__Website and app data records__.
= = = = = = =
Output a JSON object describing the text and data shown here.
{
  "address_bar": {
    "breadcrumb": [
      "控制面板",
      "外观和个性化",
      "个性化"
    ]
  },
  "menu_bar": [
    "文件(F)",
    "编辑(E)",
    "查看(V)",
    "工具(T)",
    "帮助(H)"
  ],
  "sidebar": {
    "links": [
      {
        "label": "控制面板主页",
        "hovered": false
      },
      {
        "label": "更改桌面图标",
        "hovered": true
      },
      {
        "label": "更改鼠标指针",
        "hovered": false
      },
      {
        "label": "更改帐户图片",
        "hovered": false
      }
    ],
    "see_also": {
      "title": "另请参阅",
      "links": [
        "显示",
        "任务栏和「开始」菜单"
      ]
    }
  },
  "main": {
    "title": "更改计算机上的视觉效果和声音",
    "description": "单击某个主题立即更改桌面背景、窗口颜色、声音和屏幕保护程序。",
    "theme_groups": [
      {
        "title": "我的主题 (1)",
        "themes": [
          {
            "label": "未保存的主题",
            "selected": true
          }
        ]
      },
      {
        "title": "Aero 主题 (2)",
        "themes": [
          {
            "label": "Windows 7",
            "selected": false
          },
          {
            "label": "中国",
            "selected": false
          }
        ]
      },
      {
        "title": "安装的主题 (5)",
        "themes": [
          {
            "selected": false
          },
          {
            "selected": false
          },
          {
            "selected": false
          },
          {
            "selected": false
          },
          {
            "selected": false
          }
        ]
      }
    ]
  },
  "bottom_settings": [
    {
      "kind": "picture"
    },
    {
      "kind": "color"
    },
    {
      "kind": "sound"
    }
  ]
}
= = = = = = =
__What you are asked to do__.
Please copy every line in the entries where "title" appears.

__Exercise solution__.
      "title": "另请参阅",
    "title": "更改计算机上的视觉效果和声音",
        "title": "我的主题 (1)",
        "title": "Aero 主题 (2)",
        "title": "安装的主题 (5)",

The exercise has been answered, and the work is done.